[RECORDS SHOWN Boundary: Start]

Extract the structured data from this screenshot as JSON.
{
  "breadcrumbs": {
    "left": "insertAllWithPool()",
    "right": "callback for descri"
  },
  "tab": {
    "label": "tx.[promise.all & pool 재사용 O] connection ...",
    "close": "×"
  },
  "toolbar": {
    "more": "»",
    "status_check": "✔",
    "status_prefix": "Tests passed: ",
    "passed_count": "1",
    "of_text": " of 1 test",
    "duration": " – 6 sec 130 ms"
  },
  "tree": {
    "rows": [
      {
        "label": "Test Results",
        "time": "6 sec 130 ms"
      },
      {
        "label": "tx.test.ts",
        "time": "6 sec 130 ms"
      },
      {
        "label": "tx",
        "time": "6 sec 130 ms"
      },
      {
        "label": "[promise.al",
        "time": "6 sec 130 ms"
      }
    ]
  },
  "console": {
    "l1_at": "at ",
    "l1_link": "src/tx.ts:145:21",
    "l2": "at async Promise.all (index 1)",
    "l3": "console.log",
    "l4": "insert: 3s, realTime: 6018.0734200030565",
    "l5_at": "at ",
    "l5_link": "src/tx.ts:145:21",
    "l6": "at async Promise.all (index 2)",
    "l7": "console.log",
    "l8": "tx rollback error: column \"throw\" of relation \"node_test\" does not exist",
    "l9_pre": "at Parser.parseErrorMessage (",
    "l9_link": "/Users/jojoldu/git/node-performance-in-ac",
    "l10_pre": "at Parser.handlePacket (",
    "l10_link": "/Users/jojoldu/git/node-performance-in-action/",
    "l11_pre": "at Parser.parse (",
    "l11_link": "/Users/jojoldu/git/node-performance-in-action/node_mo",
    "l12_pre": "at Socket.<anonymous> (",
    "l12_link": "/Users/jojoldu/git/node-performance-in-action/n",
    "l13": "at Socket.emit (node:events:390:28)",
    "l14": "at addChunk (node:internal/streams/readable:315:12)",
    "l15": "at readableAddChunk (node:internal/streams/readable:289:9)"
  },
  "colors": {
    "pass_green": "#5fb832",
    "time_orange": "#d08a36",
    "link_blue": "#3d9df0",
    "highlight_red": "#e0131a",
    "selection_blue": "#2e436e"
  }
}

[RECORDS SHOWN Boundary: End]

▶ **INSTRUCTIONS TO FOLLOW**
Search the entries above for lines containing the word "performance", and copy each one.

▶ **TASK RESULT**
    "l9_link": "/Users/jojoldu/git/node-performance-in-ac",
    "l10_link": "/Users/jojoldu/git/node-performance-in-action/",
    "l11_link": "/Users/jojoldu/git/node-performance-in-action/node_mo",
    "l12_link": "/Users/jojoldu/git/node-performance-in-action/n",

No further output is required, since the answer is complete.